* SOURCE DATA *
━━━

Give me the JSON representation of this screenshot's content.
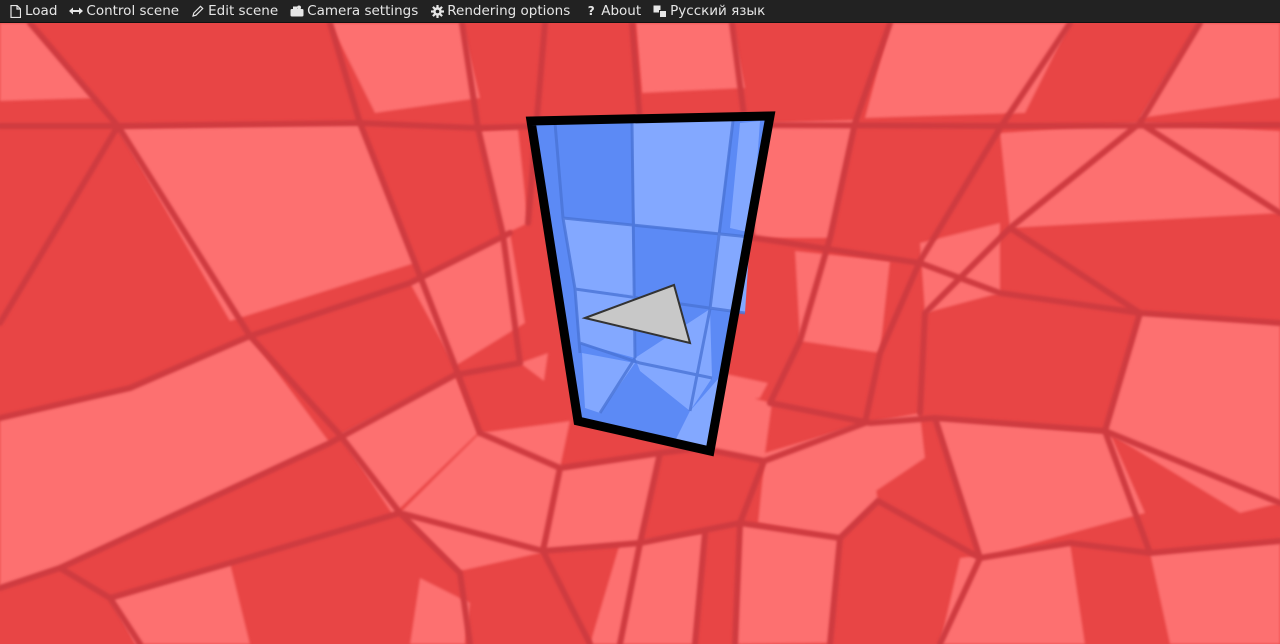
{
  "menu": {
    "load": "Load",
    "control_scene": "Control scene",
    "edit_scene": "Edit scene",
    "camera_settings": "Camera settings",
    "rendering_options": "Rendering options",
    "about": "About",
    "language": "Русский язык"
  },
  "icons": {
    "load": "file-icon",
    "control_scene": "arrows-horizontal-icon",
    "edit_scene": "pencil-icon",
    "camera_settings": "camera-icon",
    "rendering_options": "gear-icon",
    "about": "question-icon",
    "language": "language-icon"
  },
  "colors": {
    "menubar_bg": "#222222",
    "menu_text": "#e6e6e6",
    "tile_dark": "#e84545",
    "tile_light": "#fd7070",
    "grout": "#cf3b41",
    "portal_fill": "#5c8af5",
    "portal_light": "#83a8ff",
    "portal_frame": "#000000",
    "triangle": "#c8c8c8"
  }
}
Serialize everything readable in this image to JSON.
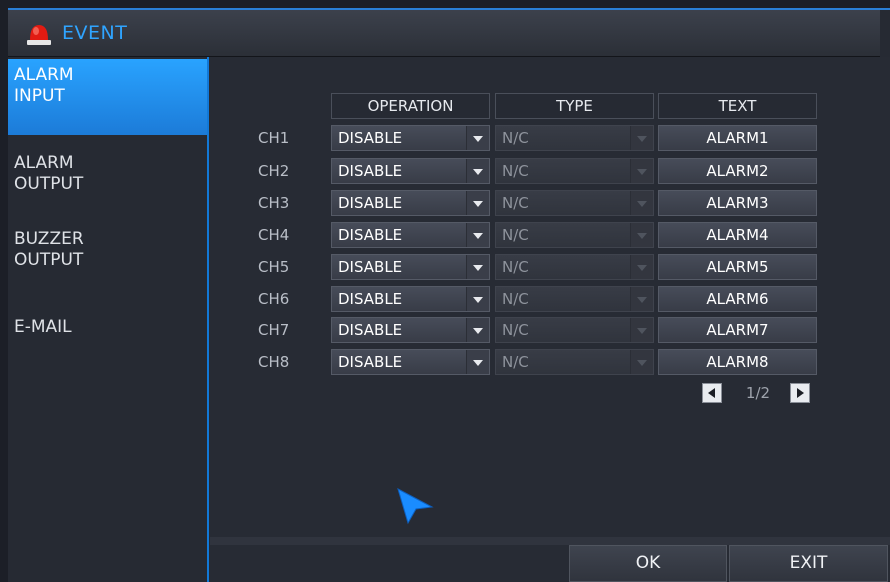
{
  "window": {
    "title": "EVENT",
    "icon": "alarm-siren-icon"
  },
  "sidebar": {
    "items": [
      {
        "label_line1": "ALARM",
        "label_line2": "INPUT",
        "active": true
      },
      {
        "label_line1": "ALARM",
        "label_line2": "OUTPUT",
        "active": false
      },
      {
        "label_line1": "BUZZER",
        "label_line2": "OUTPUT",
        "active": false
      },
      {
        "label_line1": "E-MAIL",
        "label_line2": "",
        "active": false
      }
    ]
  },
  "table": {
    "headers": {
      "operation": "OPERATION",
      "type": "TYPE",
      "text": "TEXT"
    },
    "rows": [
      {
        "channel": "CH1",
        "operation": "DISABLE",
        "type": "N/C",
        "text": "ALARM1"
      },
      {
        "channel": "CH2",
        "operation": "DISABLE",
        "type": "N/C",
        "text": "ALARM2"
      },
      {
        "channel": "CH3",
        "operation": "DISABLE",
        "type": "N/C",
        "text": "ALARM3"
      },
      {
        "channel": "CH4",
        "operation": "DISABLE",
        "type": "N/C",
        "text": "ALARM4"
      },
      {
        "channel": "CH5",
        "operation": "DISABLE",
        "type": "N/C",
        "text": "ALARM5"
      },
      {
        "channel": "CH6",
        "operation": "DISABLE",
        "type": "N/C",
        "text": "ALARM6"
      },
      {
        "channel": "CH7",
        "operation": "DISABLE",
        "type": "N/C",
        "text": "ALARM7"
      },
      {
        "channel": "CH8",
        "operation": "DISABLE",
        "type": "N/C",
        "text": "ALARM8"
      }
    ]
  },
  "pagination": {
    "current": "1/2"
  },
  "buttons": {
    "ok": "OK",
    "exit": "EXIT"
  },
  "colors": {
    "accent": "#1c7bd8",
    "title_text": "#2fa4ff",
    "background": "#262a33"
  }
}
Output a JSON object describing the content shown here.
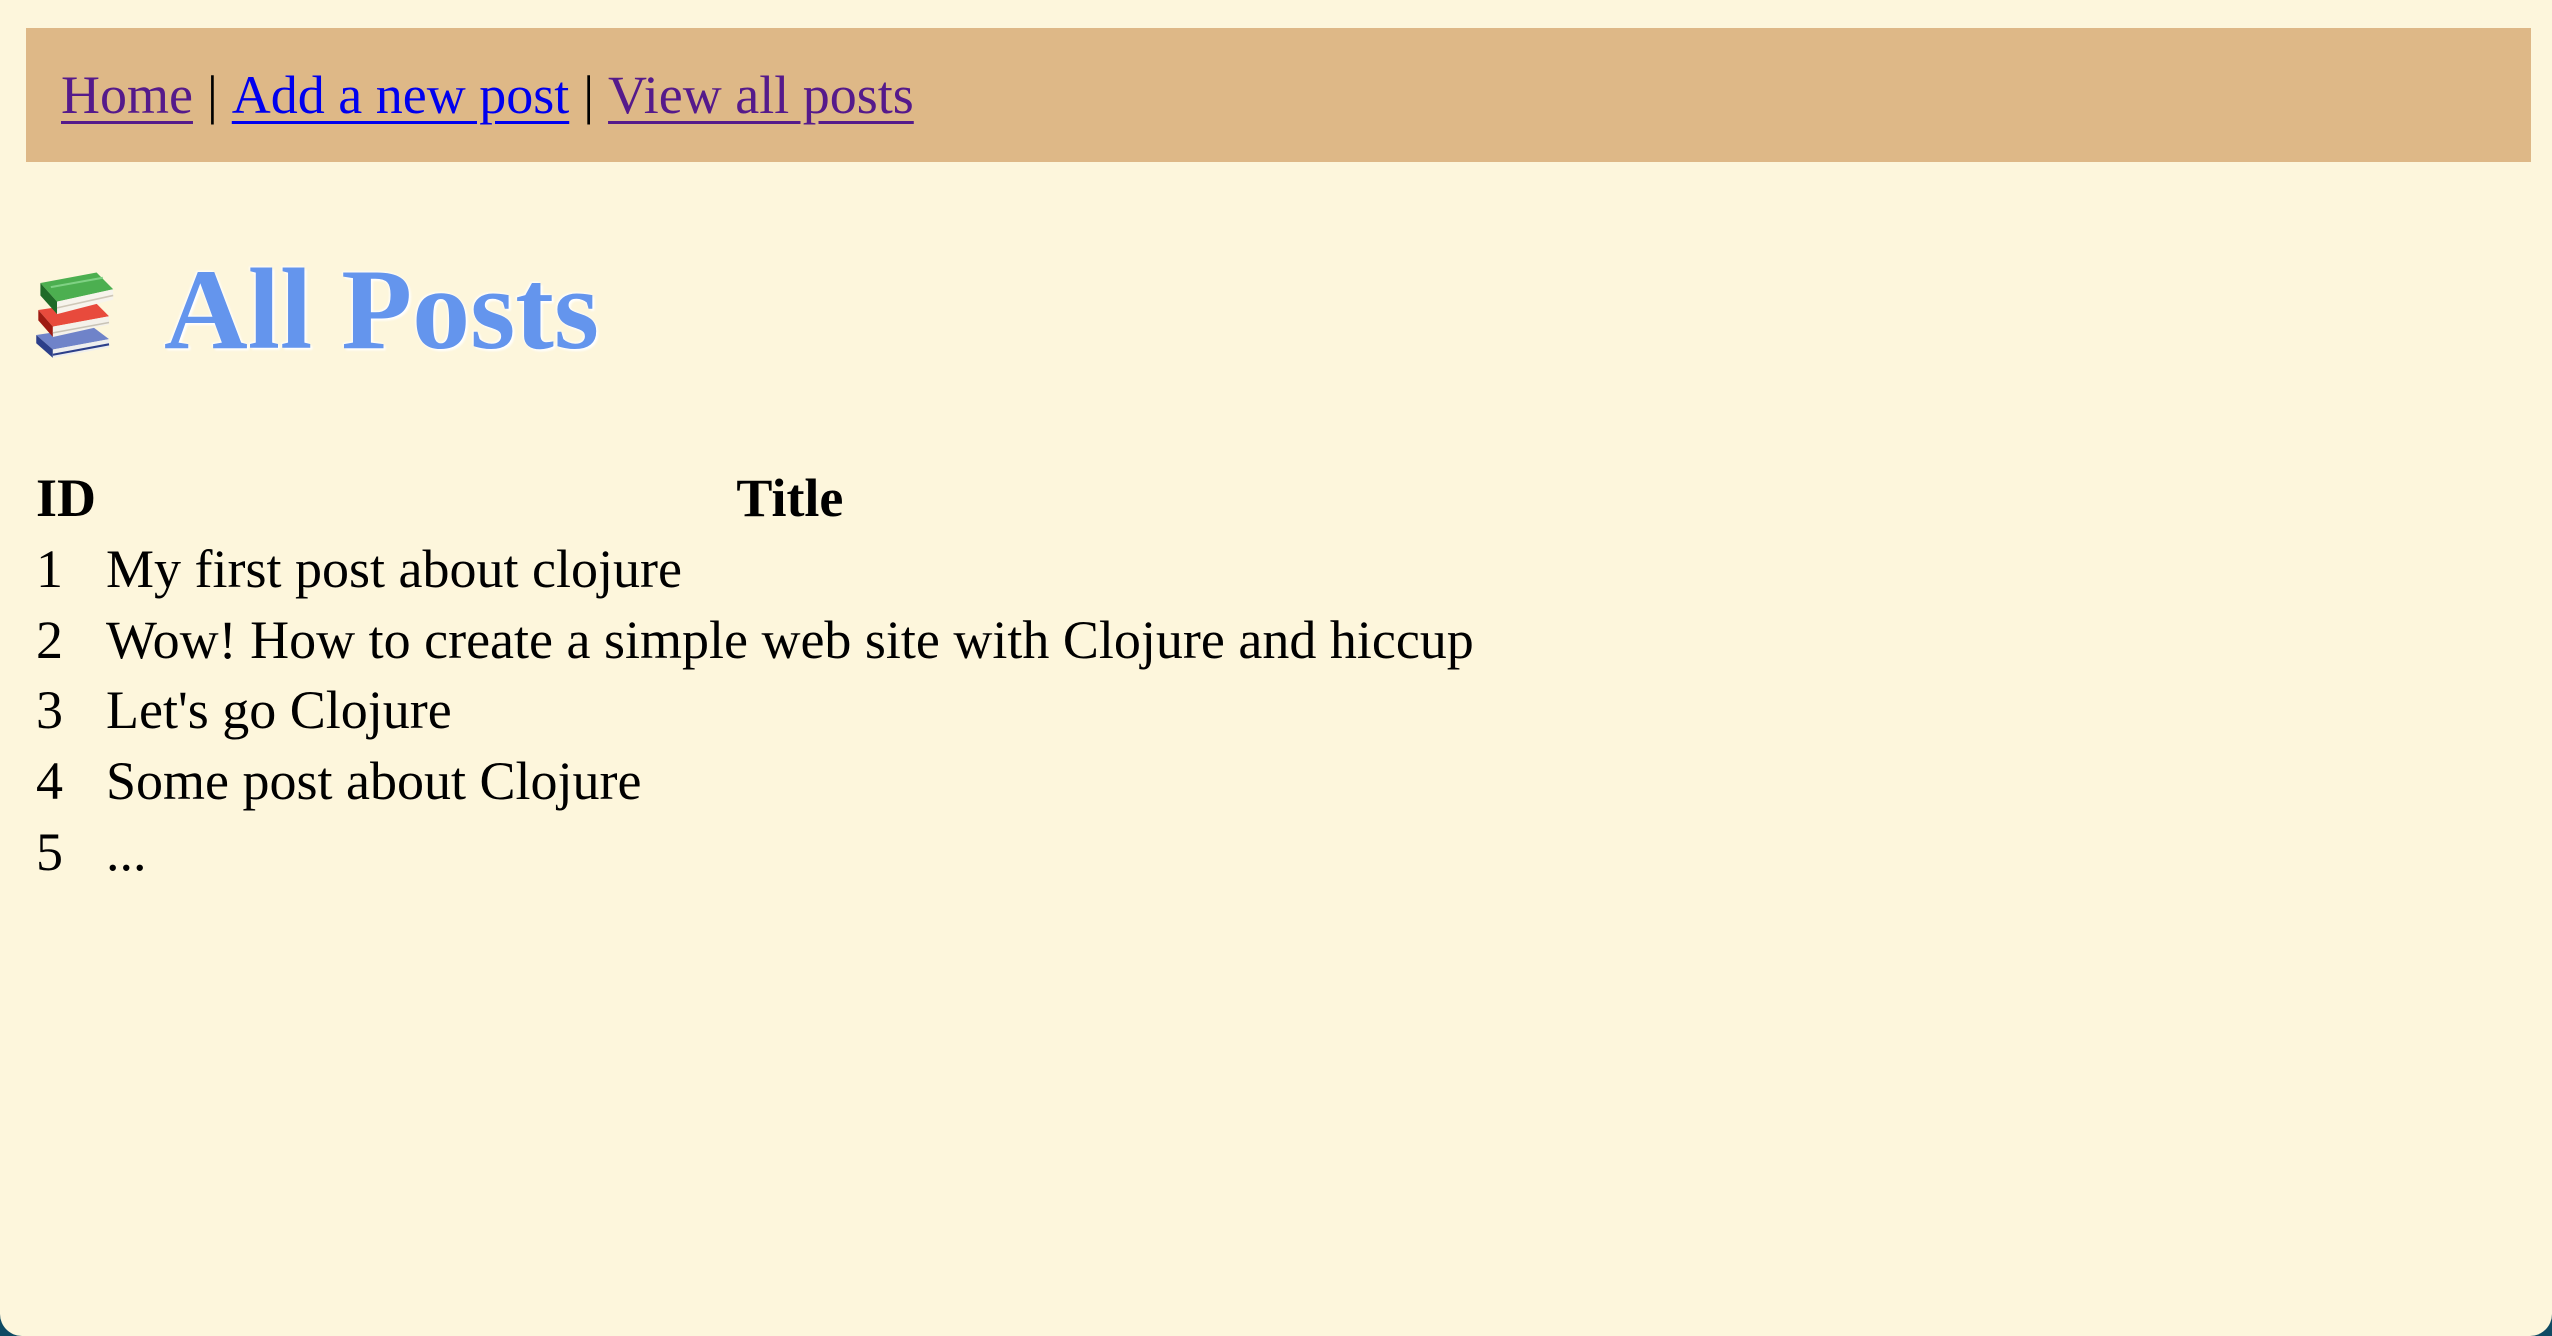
{
  "nav": {
    "home_label": "Home",
    "add_label": "Add a new post",
    "view_all_label": "View all posts",
    "separator": "|",
    "background_color": "#deb887",
    "visited_link_color": "#551a8b",
    "link_color": "#0000ee"
  },
  "page": {
    "icon": "books-icon",
    "title": "All Posts",
    "title_color": "#6495ed",
    "background_color": "#fdf6dc"
  },
  "table": {
    "headers": {
      "id": "ID",
      "title": "Title"
    },
    "rows": [
      {
        "id": "1",
        "title": "My first post about clojure"
      },
      {
        "id": "2",
        "title": "Wow! How to create a simple web site with Clojure and hiccup"
      },
      {
        "id": "3",
        "title": "Let's go Clojure"
      },
      {
        "id": "4",
        "title": "Some post about Clojure"
      },
      {
        "id": "5",
        "title": "..."
      }
    ]
  }
}
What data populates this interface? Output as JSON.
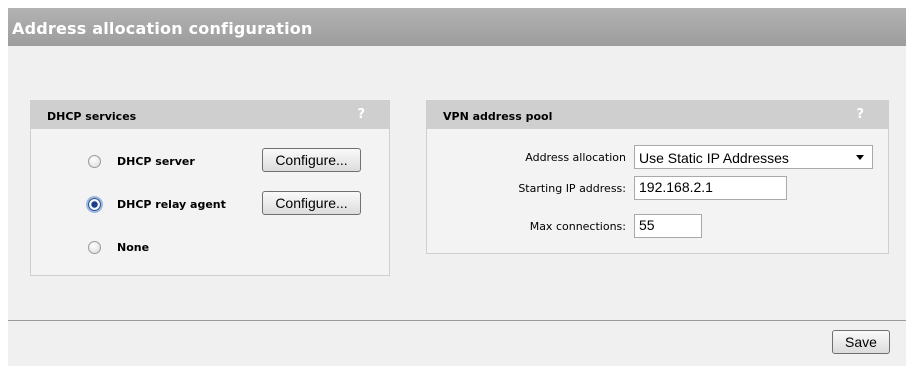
{
  "title": "Address allocation configuration",
  "dhcp_panel": {
    "title": "DHCP services",
    "help": "?",
    "options": [
      {
        "label": "DHCP server",
        "selected": false
      },
      {
        "label": "DHCP relay agent",
        "selected": true
      },
      {
        "label": "None",
        "selected": false
      }
    ],
    "configure_label": "Configure..."
  },
  "vpn_panel": {
    "title": "VPN address pool",
    "help": "?",
    "address_allocation_label": "Address allocation",
    "address_allocation_value": "Use Static IP Addresses",
    "starting_ip_label": "Starting IP address:",
    "starting_ip_value": "192.168.2.1",
    "max_connections_label": "Max connections:",
    "max_connections_value": "55"
  },
  "footer": {
    "save_label": "Save"
  },
  "colors": {
    "title_bar": "#a6a6a6",
    "panel_header": "#cfcfcf",
    "background": "#f0f0f0"
  }
}
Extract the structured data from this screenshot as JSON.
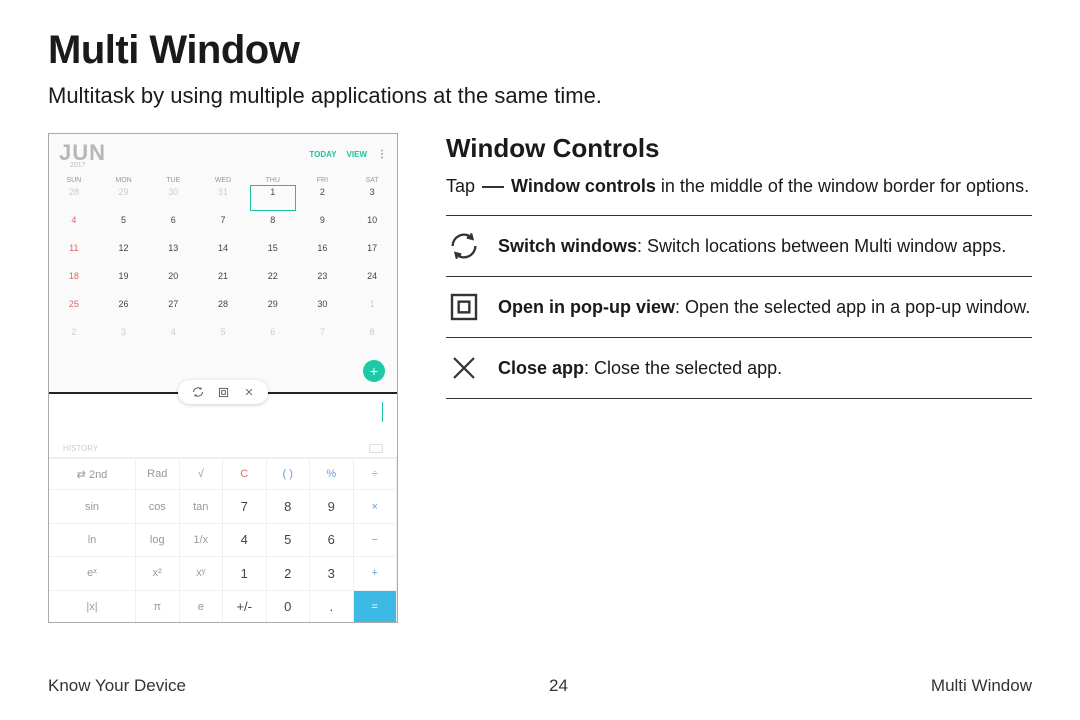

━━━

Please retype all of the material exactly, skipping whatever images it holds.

Give me the JSON representation of this screenshot's content.
{
  "menu": {
    "load": "Load",
    "control_scene": "Control scene",
    "edit_scene": "Edit scene",
    "camera_settings": "Camera settings",
    "rendering_options": "Rendering options",
    "about": "About",
    "language": "Русский язык"
  },
  "icons": {
    "load": "file-icon",
    "control_scene": "arrows-horizontal-icon",
    "edit_scene": "pencil-icon",
    "camera_settings": "camera-icon",
    "rendering_options": "gear-icon",
    "about": "question-icon",
    "language": "language-icon"
  },
  "colors": {
    "menubar_bg": "#222222",
    "menu_text": "#e6e6e6",
    "tile_dark": "#e84545",
    "tile_light": "#fd7070",
    "grout": "#cf3b41",
    "portal_fill": "#5c8af5",
    "portal_light": "#83a8ff",
    "portal_frame": "#000000",
    "triangle": "#c8c8c8"
  }
}
Serialize everything readable in this image to JSON.
{
  "window": {
    "title": "EVENT",
    "icon": "alarm-siren-icon"
  },
  "sidebar": {
    "items": [
      {
        "label_line1": "ALARM",
        "label_line2": "INPUT",
        "active": true
      },
      {
        "label_line1": "ALARM",
        "label_line2": "OUTPUT",
        "active": false
      },
      {
        "label_line1": "BUZZER",
        "label_line2": "OUTPUT",
        "active": false
      },
      {
        "label_line1": "E-MAIL",
        "label_line2": "",
        "active": false
      }
    ]
  },
  "table": {
    "headers": {
      "operation": "OPERATION",
      "type": "TYPE",
      "text": "TEXT"
    },
    "rows": [
      {
        "channel": "CH1",
        "operation": "DISABLE",
        "type": "N/C",
        "text": "ALARM1"
      },
      {
        "channel": "CH2",
        "operation": "DISABLE",
        "type": "N/C",
        "text": "ALARM2"
      },
      {
        "channel": "CH3",
        "operation": "DISABLE",
        "type": "N/C",
        "text": "ALARM3"
      },
      {
        "channel": "CH4",
        "operation": "DISABLE",
        "type": "N/C",
        "text": "ALARM4"
      },
      {
        "channel": "CH5",
        "operation": "DISABLE",
        "type": "N/C",
        "text": "ALARM5"
      },
      {
        "channel": "CH6",
        "operation": "DISABLE",
        "type": "N/C",
        "text": "ALARM6"
      },
      {
        "channel": "CH7",
        "operation": "DISABLE",
        "type": "N/C",
        "text": "ALARM7"
      },
      {
        "channel": "CH8",
        "operation": "DISABLE",
        "type": "N/C",
        "text": "ALARM8"
      }
    ]
  },
  "pagination": {
    "current": "1/2"
  },
  "buttons": {
    "ok": "OK",
    "exit": "EXIT"
  },
  "colors": {
    "accent": "#1c7bd8",
    "title_text": "#2fa4ff",
    "background": "#262a33"
  }
}
Output a JSON object describing the content shown here.
{
  "nav": {
    "home_label": "Home",
    "add_label": "Add a new post",
    "view_all_label": "View all posts",
    "separator": "|",
    "background_color": "#deb887",
    "visited_link_color": "#551a8b",
    "link_color": "#0000ee"
  },
  "page": {
    "icon": "books-icon",
    "title": "All Posts",
    "title_color": "#6495ed",
    "background_color": "#fdf6dc"
  },
  "table": {
    "headers": {
      "id": "ID",
      "title": "Title"
    },
    "rows": [
      {
        "id": "1",
        "title": "My first post about clojure"
      },
      {
        "id": "2",
        "title": "Wow! How to create a simple web site with Clojure and hiccup"
      },
      {
        "id": "3",
        "title": "Let's go Clojure"
      },
      {
        "id": "4",
        "title": "Some post about Clojure"
      },
      {
        "id": "5",
        "title": "..."
      }
    ]
  }
}
What data populates this interface? Output as JSON.
{
  "title": "Address allocation configuration",
  "dhcp_panel": {
    "title": "DHCP services",
    "help": "?",
    "options": [
      {
        "label": "DHCP server",
        "selected": false
      },
      {
        "label": "DHCP relay agent",
        "selected": true
      },
      {
        "label": "None",
        "selected": false
      }
    ],
    "configure_label": "Configure..."
  },
  "vpn_panel": {
    "title": "VPN address pool",
    "help": "?",
    "address_allocation_label": "Address allocation",
    "address_allocation_value": "Use Static IP Addresses",
    "starting_ip_label": "Starting IP address:",
    "starting_ip_value": "192.168.2.1",
    "max_connections_label": "Max connections:",
    "max_connections_value": "55"
  },
  "footer": {
    "save_label": "Save"
  },
  "colors": {
    "title_bar": "#a6a6a6",
    "panel_header": "#cfcfcf",
    "background": "#f0f0f0"
  }
}
Extract the structured data from this screenshot as JSON.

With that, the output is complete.